Top of Extracted data
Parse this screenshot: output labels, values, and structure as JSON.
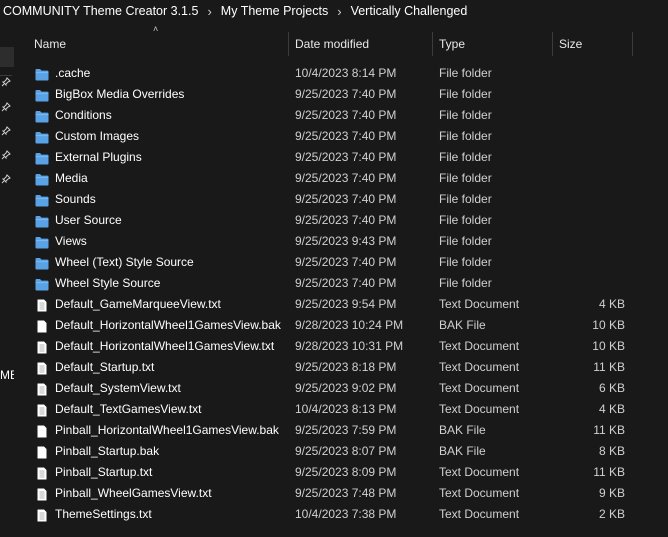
{
  "breadcrumb": {
    "items": [
      "COMMUNITY Theme Creator 3.1.5",
      "My Theme Projects",
      "Vertically Challenged"
    ],
    "separator": "›"
  },
  "left_pane": {
    "partial_text": "ME"
  },
  "columns": {
    "name": "Name",
    "date": "Date modified",
    "type": "Type",
    "size": "Size"
  },
  "files": [
    {
      "name": ".cache",
      "date": "10/4/2023 8:14 PM",
      "type": "File folder",
      "size": "",
      "icon": "folder-icon"
    },
    {
      "name": "BigBox Media Overrides",
      "date": "9/25/2023 7:40 PM",
      "type": "File folder",
      "size": "",
      "icon": "folder-icon"
    },
    {
      "name": "Conditions",
      "date": "9/25/2023 7:40 PM",
      "type": "File folder",
      "size": "",
      "icon": "folder-icon"
    },
    {
      "name": "Custom Images",
      "date": "9/25/2023 7:40 PM",
      "type": "File folder",
      "size": "",
      "icon": "folder-icon"
    },
    {
      "name": "External Plugins",
      "date": "9/25/2023 7:40 PM",
      "type": "File folder",
      "size": "",
      "icon": "folder-icon"
    },
    {
      "name": "Media",
      "date": "9/25/2023 7:40 PM",
      "type": "File folder",
      "size": "",
      "icon": "folder-icon"
    },
    {
      "name": "Sounds",
      "date": "9/25/2023 7:40 PM",
      "type": "File folder",
      "size": "",
      "icon": "folder-icon"
    },
    {
      "name": "User Source",
      "date": "9/25/2023 7:40 PM",
      "type": "File folder",
      "size": "",
      "icon": "folder-icon"
    },
    {
      "name": "Views",
      "date": "9/25/2023 9:43 PM",
      "type": "File folder",
      "size": "",
      "icon": "folder-icon"
    },
    {
      "name": "Wheel (Text) Style Source",
      "date": "9/25/2023 7:40 PM",
      "type": "File folder",
      "size": "",
      "icon": "folder-icon"
    },
    {
      "name": "Wheel Style Source",
      "date": "9/25/2023 7:40 PM",
      "type": "File folder",
      "size": "",
      "icon": "folder-icon"
    },
    {
      "name": "Default_GameMarqueeView.txt",
      "date": "9/25/2023 9:54 PM",
      "type": "Text Document",
      "size": "4 KB",
      "icon": "text-file-icon"
    },
    {
      "name": "Default_HorizontalWheel1GamesView.bak",
      "date": "9/28/2023 10:24 PM",
      "type": "BAK File",
      "size": "10 KB",
      "icon": "blank-file-icon"
    },
    {
      "name": "Default_HorizontalWheel1GamesView.txt",
      "date": "9/28/2023 10:31 PM",
      "type": "Text Document",
      "size": "10 KB",
      "icon": "text-file-icon"
    },
    {
      "name": "Default_Startup.txt",
      "date": "9/25/2023 8:18 PM",
      "type": "Text Document",
      "size": "11 KB",
      "icon": "text-file-icon"
    },
    {
      "name": "Default_SystemView.txt",
      "date": "9/25/2023 9:02 PM",
      "type": "Text Document",
      "size": "6 KB",
      "icon": "text-file-icon"
    },
    {
      "name": "Default_TextGamesView.txt",
      "date": "10/4/2023 8:13 PM",
      "type": "Text Document",
      "size": "4 KB",
      "icon": "text-file-icon"
    },
    {
      "name": "Pinball_HorizontalWheel1GamesView.bak",
      "date": "9/25/2023 7:59 PM",
      "type": "BAK File",
      "size": "11 KB",
      "icon": "blank-file-icon"
    },
    {
      "name": "Pinball_Startup.bak",
      "date": "9/25/2023 8:07 PM",
      "type": "BAK File",
      "size": "8 KB",
      "icon": "blank-file-icon"
    },
    {
      "name": "Pinball_Startup.txt",
      "date": "9/25/2023 8:09 PM",
      "type": "Text Document",
      "size": "11 KB",
      "icon": "text-file-icon"
    },
    {
      "name": "Pinball_WheelGamesView.txt",
      "date": "9/25/2023 7:48 PM",
      "type": "Text Document",
      "size": "9 KB",
      "icon": "text-file-icon"
    },
    {
      "name": "ThemeSettings.txt",
      "date": "10/4/2023 7:38 PM",
      "type": "Text Document",
      "size": "2 KB",
      "icon": "text-file-icon"
    }
  ],
  "colors": {
    "background": "#191919",
    "folder": "#5aa2e6",
    "file": "#ffffff"
  }
}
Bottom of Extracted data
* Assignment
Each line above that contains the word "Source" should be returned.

* Your response
      "name": "User Source",
      "name": "Wheel (Text) Style Source",
      "name": "Wheel Style Source",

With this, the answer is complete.